By WREC Staff

MeetingWells Rural Electric Co.’s Board of Directors announced plans April 11 to build a new operations center next to the main office in Wells.

While WREC has provided safe, reliable, affordable electricity to its members since 1960, the current operations facilities are outdated and too small for WREC’s equipment and employees.

The new operations center represents the board’s commitment to ensuring members continue to benefit from the same level of reliability and responsiveness they have enjoyed for decades.

Built in 1948 to house generators, WREC’s meter shop is the oldest of the current facilities. The main service center building opened in 1975. At that
time, WREC served 1,601 members in Wendover, Wells and the surrounding valleys with 611 miles of energized line. West Wendover was known as Stateline and was nothing more than a gas station and café.
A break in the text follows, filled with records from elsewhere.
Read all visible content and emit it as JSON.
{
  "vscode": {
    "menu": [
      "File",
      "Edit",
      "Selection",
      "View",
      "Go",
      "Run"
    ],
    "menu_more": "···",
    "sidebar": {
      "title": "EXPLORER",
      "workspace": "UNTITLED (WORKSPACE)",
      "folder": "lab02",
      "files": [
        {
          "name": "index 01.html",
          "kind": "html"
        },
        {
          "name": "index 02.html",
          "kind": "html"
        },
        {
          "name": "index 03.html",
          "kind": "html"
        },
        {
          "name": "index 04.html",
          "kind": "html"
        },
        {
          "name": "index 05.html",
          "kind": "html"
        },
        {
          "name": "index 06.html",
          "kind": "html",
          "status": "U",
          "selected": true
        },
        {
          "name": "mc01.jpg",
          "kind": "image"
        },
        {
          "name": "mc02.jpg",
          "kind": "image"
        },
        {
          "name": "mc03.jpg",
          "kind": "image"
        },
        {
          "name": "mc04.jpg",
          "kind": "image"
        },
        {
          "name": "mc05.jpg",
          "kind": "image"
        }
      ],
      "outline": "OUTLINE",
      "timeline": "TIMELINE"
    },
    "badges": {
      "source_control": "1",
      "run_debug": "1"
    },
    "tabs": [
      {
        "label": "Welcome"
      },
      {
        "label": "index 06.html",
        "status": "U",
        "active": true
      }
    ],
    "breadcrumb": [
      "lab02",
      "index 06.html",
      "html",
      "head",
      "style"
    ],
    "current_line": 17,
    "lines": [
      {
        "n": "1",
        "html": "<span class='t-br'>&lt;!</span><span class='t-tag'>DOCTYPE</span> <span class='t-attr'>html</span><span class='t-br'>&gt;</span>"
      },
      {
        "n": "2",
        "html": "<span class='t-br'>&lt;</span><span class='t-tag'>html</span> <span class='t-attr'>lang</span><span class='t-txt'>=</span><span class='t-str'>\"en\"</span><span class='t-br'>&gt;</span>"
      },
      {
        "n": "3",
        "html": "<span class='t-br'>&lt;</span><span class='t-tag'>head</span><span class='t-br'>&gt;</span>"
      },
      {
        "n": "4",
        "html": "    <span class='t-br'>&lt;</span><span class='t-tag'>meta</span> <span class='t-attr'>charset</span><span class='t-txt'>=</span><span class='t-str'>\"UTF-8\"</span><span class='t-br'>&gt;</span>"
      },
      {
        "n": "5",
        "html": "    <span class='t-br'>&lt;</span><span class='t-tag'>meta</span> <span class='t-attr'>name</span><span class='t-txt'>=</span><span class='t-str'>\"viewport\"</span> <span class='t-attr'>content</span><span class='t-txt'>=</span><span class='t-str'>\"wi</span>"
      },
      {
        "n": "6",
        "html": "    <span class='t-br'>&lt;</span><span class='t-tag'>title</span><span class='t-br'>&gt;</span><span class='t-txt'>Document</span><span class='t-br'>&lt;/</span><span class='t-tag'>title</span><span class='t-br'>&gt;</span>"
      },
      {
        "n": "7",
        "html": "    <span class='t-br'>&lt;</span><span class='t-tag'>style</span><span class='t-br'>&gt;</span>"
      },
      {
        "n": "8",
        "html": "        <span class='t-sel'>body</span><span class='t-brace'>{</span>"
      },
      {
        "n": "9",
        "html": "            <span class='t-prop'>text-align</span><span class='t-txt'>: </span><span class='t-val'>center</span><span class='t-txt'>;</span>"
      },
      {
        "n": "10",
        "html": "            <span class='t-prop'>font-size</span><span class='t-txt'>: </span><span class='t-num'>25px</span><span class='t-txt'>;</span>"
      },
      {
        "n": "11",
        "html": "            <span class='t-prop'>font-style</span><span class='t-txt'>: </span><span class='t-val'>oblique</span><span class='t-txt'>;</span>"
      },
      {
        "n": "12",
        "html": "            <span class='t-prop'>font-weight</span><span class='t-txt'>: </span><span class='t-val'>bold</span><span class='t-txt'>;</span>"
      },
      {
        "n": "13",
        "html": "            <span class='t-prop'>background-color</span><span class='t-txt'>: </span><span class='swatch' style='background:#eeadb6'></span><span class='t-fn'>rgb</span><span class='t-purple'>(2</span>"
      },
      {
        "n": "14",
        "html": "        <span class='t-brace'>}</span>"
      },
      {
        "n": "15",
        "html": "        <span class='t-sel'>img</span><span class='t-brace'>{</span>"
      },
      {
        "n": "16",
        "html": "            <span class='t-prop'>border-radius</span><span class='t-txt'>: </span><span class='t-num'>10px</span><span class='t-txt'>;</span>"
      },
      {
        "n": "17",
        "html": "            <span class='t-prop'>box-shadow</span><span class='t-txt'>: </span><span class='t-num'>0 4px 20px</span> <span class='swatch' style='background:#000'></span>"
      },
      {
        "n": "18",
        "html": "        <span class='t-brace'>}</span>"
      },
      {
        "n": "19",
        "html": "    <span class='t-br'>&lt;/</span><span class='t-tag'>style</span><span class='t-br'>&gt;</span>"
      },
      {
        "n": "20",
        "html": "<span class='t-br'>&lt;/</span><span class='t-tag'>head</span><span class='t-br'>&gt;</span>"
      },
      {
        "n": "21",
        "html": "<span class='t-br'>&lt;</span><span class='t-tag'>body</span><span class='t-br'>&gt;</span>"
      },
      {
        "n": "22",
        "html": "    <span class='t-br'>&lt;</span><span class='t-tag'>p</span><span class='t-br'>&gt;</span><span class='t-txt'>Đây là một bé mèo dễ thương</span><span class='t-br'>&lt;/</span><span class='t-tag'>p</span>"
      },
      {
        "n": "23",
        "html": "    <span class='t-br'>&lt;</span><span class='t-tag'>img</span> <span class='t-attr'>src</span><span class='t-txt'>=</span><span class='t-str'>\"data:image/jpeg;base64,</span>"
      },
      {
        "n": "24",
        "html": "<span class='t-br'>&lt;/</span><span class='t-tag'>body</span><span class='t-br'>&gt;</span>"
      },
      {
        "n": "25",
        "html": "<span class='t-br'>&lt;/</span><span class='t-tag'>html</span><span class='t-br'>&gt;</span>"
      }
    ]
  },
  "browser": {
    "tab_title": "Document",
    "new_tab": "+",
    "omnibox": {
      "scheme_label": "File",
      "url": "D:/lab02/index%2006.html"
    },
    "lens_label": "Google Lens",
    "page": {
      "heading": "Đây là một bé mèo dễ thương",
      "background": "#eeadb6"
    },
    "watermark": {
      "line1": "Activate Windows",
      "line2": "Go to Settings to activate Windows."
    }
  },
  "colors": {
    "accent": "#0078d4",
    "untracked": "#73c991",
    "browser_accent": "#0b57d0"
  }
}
Today, WREC serves more than 6,000 accounts and maintains more than 1,400 miles of line spread across 10,552 square miles of service territory. As times have changed, the cooperative has needed to add larger equipment and more employees to effectively maintain its system.
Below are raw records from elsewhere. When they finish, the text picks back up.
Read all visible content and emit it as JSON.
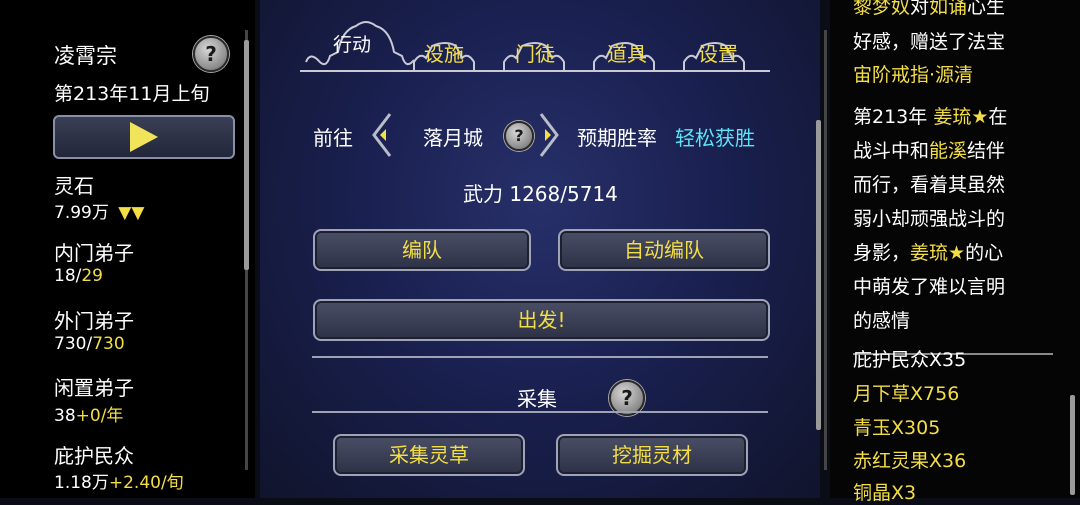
{
  "left": {
    "sect_name": "凌霄宗",
    "date": "第213年11月上旬",
    "help": "?",
    "stats": [
      {
        "label": "灵石",
        "value_main": "7.99万",
        "value_extra": "▼▼"
      },
      {
        "label": "内门弟子",
        "value_main": "18/",
        "value_extra": "29"
      },
      {
        "label": "外门弟子",
        "value_main": "730/",
        "value_extra": "730"
      },
      {
        "label": "闲置弟子",
        "value_main": "38",
        "value_extra": "+0/年"
      },
      {
        "label": "庇护民众",
        "value_main": "1.18万",
        "value_extra": "+2.40/旬"
      }
    ]
  },
  "tabs": {
    "active": "行动",
    "items": [
      "设施",
      "门徒",
      "道具",
      "设置"
    ]
  },
  "action": {
    "goto_label": "前往",
    "destination": "落月城",
    "help": "?",
    "win_rate_label": "预期胜率",
    "win_rate_value": "轻松获胜",
    "power": "武力 1268/5714",
    "formation_button": "编队",
    "auto_formation_button": "自动编队",
    "depart_button": "出发!",
    "gather_label": "采集",
    "gather_herbs_button": "采集灵草",
    "mine_button": "挖掘灵材"
  },
  "log": {
    "lines": [
      [
        {
          "t": "黎梦奴",
          "c": "y"
        },
        {
          "t": "对",
          "c": "w"
        },
        {
          "t": "如诵",
          "c": "y"
        },
        {
          "t": "心生",
          "c": "w"
        }
      ],
      [
        {
          "t": "好感，赠送了法宝",
          "c": "w"
        }
      ],
      [
        {
          "t": "宙阶戒指·源清",
          "c": "y"
        }
      ],
      [
        {
          "t": "第213年 ",
          "c": "w"
        },
        {
          "t": "姜琉★",
          "c": "y"
        },
        {
          "t": "在",
          "c": "w"
        }
      ],
      [
        {
          "t": "战斗中和",
          "c": "w"
        },
        {
          "t": "能溪",
          "c": "y"
        },
        {
          "t": "结伴",
          "c": "w"
        }
      ],
      [
        {
          "t": "而行，看着其虽然",
          "c": "w"
        }
      ],
      [
        {
          "t": "弱小却顽强战斗的",
          "c": "w"
        }
      ],
      [
        {
          "t": "身影，",
          "c": "w"
        },
        {
          "t": "姜琉★",
          "c": "y"
        },
        {
          "t": "的心",
          "c": "w"
        }
      ],
      [
        {
          "t": "中萌发了难以言明",
          "c": "w"
        }
      ],
      [
        {
          "t": "的感情",
          "c": "w"
        }
      ]
    ]
  },
  "resources": {
    "items": [
      {
        "text": "庇护民众X35",
        "color": "w"
      },
      {
        "text": "月下草X756",
        "color": "y"
      },
      {
        "text": "青玉X305",
        "color": "y"
      },
      {
        "text": "赤红灵果X36",
        "color": "y"
      },
      {
        "text": "铜晶X3",
        "color": "y"
      }
    ]
  },
  "colors": {
    "yellow": "#f4de45",
    "cyan": "#5de3f6",
    "white": "#ffffff"
  }
}
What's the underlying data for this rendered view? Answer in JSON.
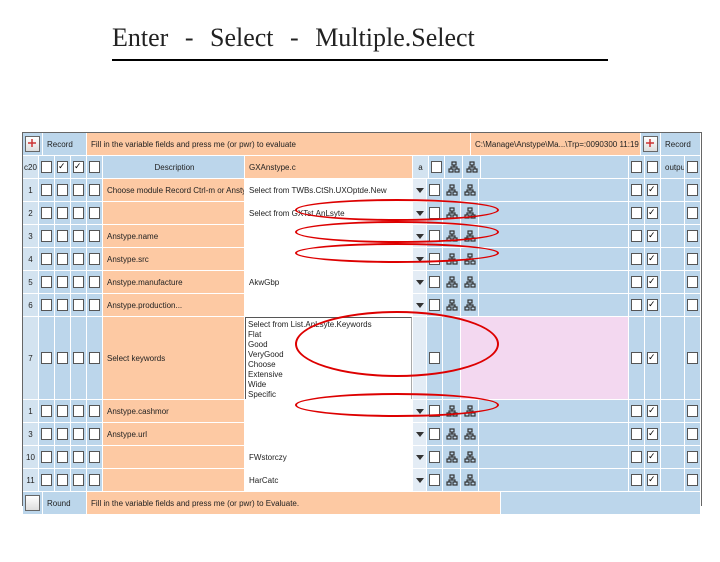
{
  "title": {
    "a": "Enter",
    "b": "Select",
    "c": "Multiple.Select"
  },
  "header": {
    "record_l": "Record",
    "instr": "Fill in the variable fields and press me (or pwr) to evaluate",
    "path": "C:\\Manage\\Anstype\\Ma...\\Trp=:0090300 11:19",
    "record_r": "Record"
  },
  "row0": {
    "col_desc": "Description",
    "col_val": "GXAnstype.c",
    "out": "output"
  },
  "rows": [
    {
      "n": "1",
      "desc": "Choose module Record Ctrl-m or Anstype",
      "val": "Select from TWBs.CtSh.UXOptde.New"
    },
    {
      "n": "2",
      "desc": "",
      "val": "Select from GXTst.AnLsyte"
    },
    {
      "n": "3",
      "desc": "Anstype.name",
      "val": ""
    },
    {
      "n": "4",
      "desc": "Anstype.src",
      "val": ""
    },
    {
      "n": "5",
      "desc": "Anstype.manufacture",
      "val": "AkwGbp"
    },
    {
      "n": "6",
      "desc": "Anstype.production...",
      "val": ""
    }
  ],
  "multi": {
    "n": "7",
    "desc": "Select keywords",
    "header": "Select from List.AnLsyte.Keywords",
    "items": [
      "Flat",
      "Good",
      "VeryGood",
      "Choose",
      "Extensive",
      "Wide",
      "Specific"
    ]
  },
  "rows2": [
    {
      "n": "1",
      "desc": "Anstype.cashmor",
      "val": ""
    },
    {
      "n": "3",
      "desc": "Anstype.url",
      "val": ""
    },
    {
      "n": "10",
      "desc": "",
      "val": "FWstorczy"
    },
    {
      "n": "11",
      "desc": "",
      "val": "HarCatc"
    }
  ],
  "footer": {
    "round": "Round",
    "instr": "Fill in the variable fields and press me (or pwr) to Evaluate."
  }
}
The new operations center will serve as a hub from which WREC can dispatch crews wherever they are needed at a moment’s notice. Wells is an ideal location because it is within an hour’s travel time from 95 percent of all members.

“We are proud of our legacy,” Board President Scott Egbert said, announcing the plans to a group of WREC members and civic leaders. “But we also understand that it is our responsibility to make decisions that ensure WREC’s success for the next 60 years.”
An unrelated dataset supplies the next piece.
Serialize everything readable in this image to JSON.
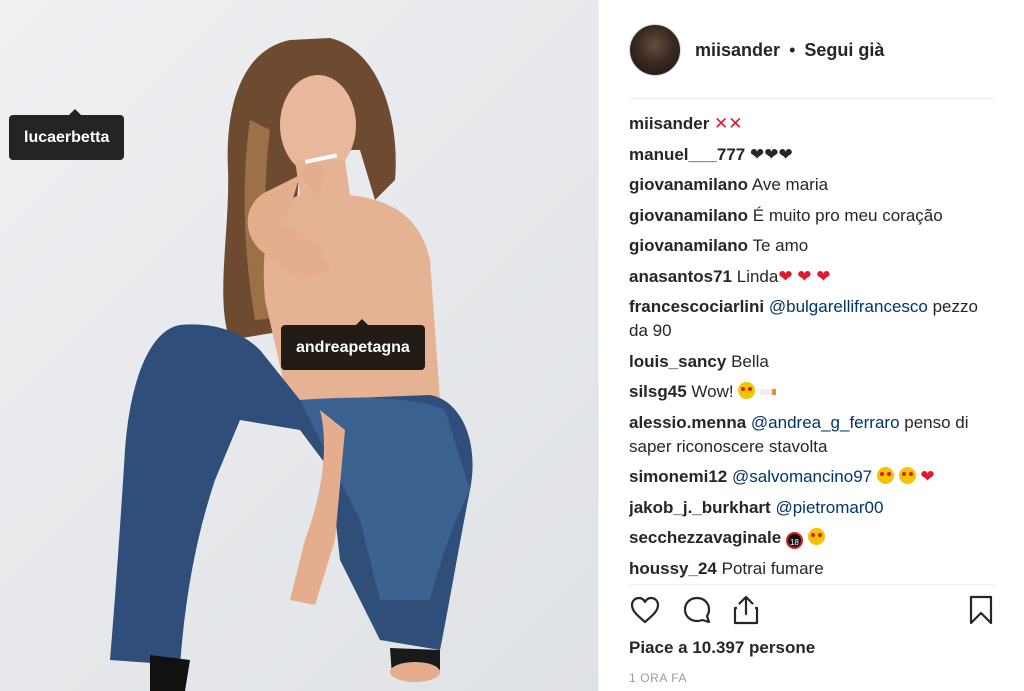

The new building will move operations and member service employees into closer proximity, which will improve work efficiency, access for members,
and security for both employees and equipment.

Planned operations center
A digital rendering of an aerial view of the back of WREC’s planned operations center.

The projected cost of the new building is $7.92 million. The board realized the importance of such a significant investment and spent nearly two years evaluating the cooperative’s needs, limitations of current facilities and possible solutions. The board approved the building based on it being a rate-neutral investment for members, meaning the new operations center is not expected to affect members’ monthly bills.

Both the board and WREC’s employees have committed to significant cost controls and budget cuts for items that don’t impact reliability. Whether now or in 10 years, WREC needs a new operations center, and current interest rates and construction costs made now a good time to build.

“Our first concern as a board is always our members because we’re members too,” Egbert said. “So when it came to deciding whether or not to spend that kind of money, we took our time and were very thorough making sure this was absolutely the right decision. We are excited about what it means for the service provided by our cooperative.”

The company expects to break ground on the new building this summer, with a projected move-in during April 2020.

Board President Scott Egbert announces plans for a new operations center to WREC members and civic leaders April 11.
Photo by CarolLee Egbert
A digital rendering of an aerial view of the front of WREC’s planned operations center
A digital rendering of an aerial view of the front of WREC’s planned operations center, which is scheduled to open in April 2020.